■ ACTIVITY: Every entry is to be returned verbatim.

[Interface dataset entries]
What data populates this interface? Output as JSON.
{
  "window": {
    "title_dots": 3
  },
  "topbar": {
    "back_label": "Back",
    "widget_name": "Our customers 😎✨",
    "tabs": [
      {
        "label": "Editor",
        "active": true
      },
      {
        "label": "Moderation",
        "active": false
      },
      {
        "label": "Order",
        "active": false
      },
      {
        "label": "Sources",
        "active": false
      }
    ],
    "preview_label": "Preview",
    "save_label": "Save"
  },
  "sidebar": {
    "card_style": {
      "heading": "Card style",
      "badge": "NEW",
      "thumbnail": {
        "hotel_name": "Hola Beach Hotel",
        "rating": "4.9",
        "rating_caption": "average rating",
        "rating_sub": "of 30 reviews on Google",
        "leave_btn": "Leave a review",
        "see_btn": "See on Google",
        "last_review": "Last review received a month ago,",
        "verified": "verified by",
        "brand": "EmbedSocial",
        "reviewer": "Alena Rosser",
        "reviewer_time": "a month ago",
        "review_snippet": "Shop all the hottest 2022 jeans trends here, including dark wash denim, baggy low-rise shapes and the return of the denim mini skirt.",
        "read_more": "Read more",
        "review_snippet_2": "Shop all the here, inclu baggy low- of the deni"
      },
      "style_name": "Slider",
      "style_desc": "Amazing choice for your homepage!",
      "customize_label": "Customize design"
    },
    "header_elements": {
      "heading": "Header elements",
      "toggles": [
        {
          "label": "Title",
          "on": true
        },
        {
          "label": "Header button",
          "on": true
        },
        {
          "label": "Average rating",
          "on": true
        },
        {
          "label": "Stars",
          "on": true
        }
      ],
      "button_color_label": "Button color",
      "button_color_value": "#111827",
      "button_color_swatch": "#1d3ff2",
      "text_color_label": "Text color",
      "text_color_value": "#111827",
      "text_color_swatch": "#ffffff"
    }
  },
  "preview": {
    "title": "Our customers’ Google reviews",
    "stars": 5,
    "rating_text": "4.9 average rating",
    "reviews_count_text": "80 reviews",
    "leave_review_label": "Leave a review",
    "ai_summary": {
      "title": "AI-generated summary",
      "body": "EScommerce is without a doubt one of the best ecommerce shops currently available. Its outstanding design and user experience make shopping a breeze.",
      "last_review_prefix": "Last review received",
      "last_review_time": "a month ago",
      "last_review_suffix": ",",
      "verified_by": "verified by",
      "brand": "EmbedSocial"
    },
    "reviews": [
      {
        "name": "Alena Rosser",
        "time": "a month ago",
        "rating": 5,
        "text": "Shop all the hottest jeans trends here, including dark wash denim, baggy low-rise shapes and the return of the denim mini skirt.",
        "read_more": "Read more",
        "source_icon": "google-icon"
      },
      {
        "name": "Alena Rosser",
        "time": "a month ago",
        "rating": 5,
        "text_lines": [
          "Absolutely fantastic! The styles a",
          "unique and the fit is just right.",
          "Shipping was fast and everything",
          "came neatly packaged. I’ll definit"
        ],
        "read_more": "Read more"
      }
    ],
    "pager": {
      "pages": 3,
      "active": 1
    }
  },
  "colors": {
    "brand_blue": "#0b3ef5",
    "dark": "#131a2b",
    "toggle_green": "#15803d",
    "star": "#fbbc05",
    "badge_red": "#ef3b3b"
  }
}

■ EXERCISE SOLUTION:
What data populates this interface? Output as JSON.
{
  "window": {
    "title_dots": 3
  },
  "topbar": {
    "back_label": "Back",
    "widget_name": "Our customers 😎✨",
    "tabs": [
      {
        "label": "Editor",
        "active": true
      },
      {
        "label": "Moderation",
        "active": false
      },
      {
        "label": "Order",
        "active": false
      },
      {
        "label": "Sources",
        "active": false
      }
    ],
    "preview_label": "Preview",
    "save_label": "Save"
  },
  "sidebar": {
    "card_style": {
      "heading": "Card style",
      "badge": "NEW",
      "thumbnail": {
        "hotel_name": "Hola Beach Hotel",
        "rating": "4.9",
        "rating_caption": "average rating",
        "rating_sub": "of 30 reviews on Google",
        "leave_btn": "Leave a review",
        "see_btn": "See on Google",
        "last_review": "Last review received a month ago,",
        "verified": "verified by",
        "brand": "EmbedSocial",
        "reviewer": "Alena Rosser",
        "reviewer_time": "a month ago",
        "review_snippet": "Shop all the hottest 2022 jeans trends here, including dark wash denim, baggy low-rise shapes and the return of the denim mini skirt.",
        "read_more": "Read more",
        "review_snippet_2": "Shop all the here, inclu baggy low- of the deni"
      },
      "style_name": "Slider",
      "style_desc": "Amazing choice for your homepage!",
      "customize_label": "Customize design"
    },
    "header_elements": {
      "heading": "Header elements",
      "toggles": [
        {
          "label": "Title",
          "on": true
        },
        {
          "label": "Header button",
          "on": true
        },
        {
          "label": "Average rating",
          "on": true
        },
        {
          "label": "Stars",
          "on": true
        }
      ],
      "button_color_label": "Button color",
      "button_color_value": "#111827",
      "button_color_swatch": "#1d3ff2",
      "text_color_label": "Text color",
      "text_color_value": "#111827",
      "text_color_swatch": "#ffffff"
    }
  },
  "preview": {
    "title": "Our customers’ Google reviews",
    "stars": 5,
    "rating_text": "4.9 average rating",
    "reviews_count_text": "80 reviews",
    "leave_review_label": "Leave a review",
    "ai_summary": {
      "title": "AI-generated summary",
      "body": "EScommerce is without a doubt one of the best ecommerce shops currently available. Its outstanding design and user experience make shopping a breeze.",
      "last_review_prefix": "Last review received",
      "last_review_time": "a month ago",
      "last_review_suffix": ",",
      "verified_by": "verified by",
      "brand": "EmbedSocial"
    },
    "reviews": [
      {
        "name": "Alena Rosser",
        "time": "a month ago",
        "rating": 5,
        "text": "Shop all the hottest jeans trends here, including dark wash denim, baggy low-rise shapes and the return of the denim mini skirt.",
        "read_more": "Read more",
        "source_icon": "google-icon"
      },
      {
        "name": "Alena Rosser",
        "time": "a month ago",
        "rating": 5,
        "text_lines": [
          "Absolutely fantastic! The styles a",
          "unique and the fit is just right.",
          "Shipping was fast and everything",
          "came neatly packaged. I’ll definit"
        ],
        "read_more": "Read more"
      }
    ],
    "pager": {
      "pages": 3,
      "active": 1
    }
  },
  "colors": {
    "brand_blue": "#0b3ef5",
    "dark": "#131a2b",
    "toggle_green": "#15803d",
    "star": "#fbbc05",
    "badge_red": "#ef3b3b"
  }
}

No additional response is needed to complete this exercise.